Zeta Phi Eta, National Professional Fraternity in Communication Arts and Sciences, the oldest national group of its kind, was founded on October 10, 1893 at Northwestern University in Evanston, Illinois, under the inspiration and guidance of Dr. Robert McLean Cumnock.
The idea of a friendly society of service which might eventually become a national and vital force in communication arts was the seed of its founding.
Edith DeVore Tiffany, Maud Newell Wilson, Mollie Connor Hackney, Leila Little Heckler, and Laurine Wright Bartlett were the five founding members.
The fraternity was incorporated under the laws of the State of Illinois on June 25, 1902. In 1908, Zeta Phi Eta affiliated with Phi Eta Sigma, a local organization founded in 1901 at Emerson College, in Boston, Massachusetts. In the affiliation, the chapter at Boston became Alpha, and the one at Evanston, Beta. The cameo and pearl pin of Alpha became the official badge, and the shield and torch of Beta, the coat of arms.
Zeta Phi Eta has expanded its areas of interest as the field itself expanded to include all communication arts and sciences.

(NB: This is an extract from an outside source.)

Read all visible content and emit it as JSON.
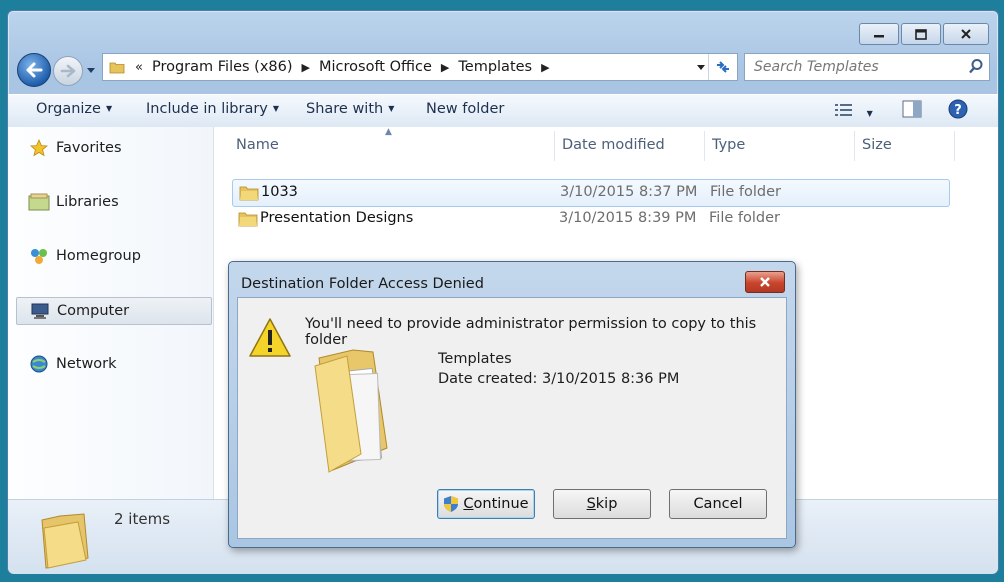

In 1975, Zeta Phi Eta’s bylaws were amended to include men in its membership.
Founding Fast Facts
Where: Northwestern University
Who: Edith Devore, Leila Little, Maud Newell, Mollie Connor, Laurine Wright